=== SUPPLIED RECORDS ===
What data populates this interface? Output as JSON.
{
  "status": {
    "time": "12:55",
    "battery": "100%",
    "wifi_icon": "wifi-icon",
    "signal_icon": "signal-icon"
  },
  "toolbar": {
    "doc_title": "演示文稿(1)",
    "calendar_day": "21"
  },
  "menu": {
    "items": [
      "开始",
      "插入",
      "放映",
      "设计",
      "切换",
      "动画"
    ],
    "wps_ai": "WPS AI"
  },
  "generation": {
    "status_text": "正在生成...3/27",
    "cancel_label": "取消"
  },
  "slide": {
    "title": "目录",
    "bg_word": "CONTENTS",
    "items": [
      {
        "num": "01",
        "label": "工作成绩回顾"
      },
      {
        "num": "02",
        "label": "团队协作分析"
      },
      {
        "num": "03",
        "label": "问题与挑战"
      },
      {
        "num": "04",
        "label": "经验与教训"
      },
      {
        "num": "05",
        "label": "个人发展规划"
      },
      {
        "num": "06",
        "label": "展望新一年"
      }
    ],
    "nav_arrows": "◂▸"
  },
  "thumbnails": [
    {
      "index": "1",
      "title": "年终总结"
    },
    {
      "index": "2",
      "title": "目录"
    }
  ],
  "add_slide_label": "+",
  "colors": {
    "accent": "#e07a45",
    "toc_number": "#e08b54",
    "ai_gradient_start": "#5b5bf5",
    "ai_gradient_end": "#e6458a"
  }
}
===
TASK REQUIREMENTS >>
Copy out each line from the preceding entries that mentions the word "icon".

SOLUTION TO THE PROBLEM >>
    "wifi_icon": "wifi-icon",
    "signal_icon": "signal-icon"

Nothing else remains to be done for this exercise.